◆ Exercise instructions: Locate the lines of the listing below that hold "Google", then copy each of them.

··· Material provided

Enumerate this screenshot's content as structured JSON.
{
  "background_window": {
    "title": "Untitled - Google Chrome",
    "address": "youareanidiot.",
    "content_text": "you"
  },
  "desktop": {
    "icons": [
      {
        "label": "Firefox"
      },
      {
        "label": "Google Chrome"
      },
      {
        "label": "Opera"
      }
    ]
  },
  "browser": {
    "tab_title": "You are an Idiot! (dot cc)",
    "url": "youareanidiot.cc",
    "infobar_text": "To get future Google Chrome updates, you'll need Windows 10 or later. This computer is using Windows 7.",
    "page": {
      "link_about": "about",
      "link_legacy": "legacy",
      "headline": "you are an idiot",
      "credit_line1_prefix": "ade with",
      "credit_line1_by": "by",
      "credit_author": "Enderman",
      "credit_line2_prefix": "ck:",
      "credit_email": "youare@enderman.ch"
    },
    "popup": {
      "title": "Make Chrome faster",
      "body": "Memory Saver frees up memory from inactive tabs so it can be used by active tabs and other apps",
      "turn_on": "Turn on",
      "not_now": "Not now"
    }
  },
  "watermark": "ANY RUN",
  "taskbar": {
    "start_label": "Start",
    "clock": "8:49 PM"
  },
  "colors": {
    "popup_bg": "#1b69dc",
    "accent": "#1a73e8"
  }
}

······

◆ Answer area:
    "title": "Untitled - Google Chrome",
        "label": "Google Chrome"
    "infobar_text": "To get future Google Chrome updates, you'll need Windows 10 or later. This computer is using Windows 7.",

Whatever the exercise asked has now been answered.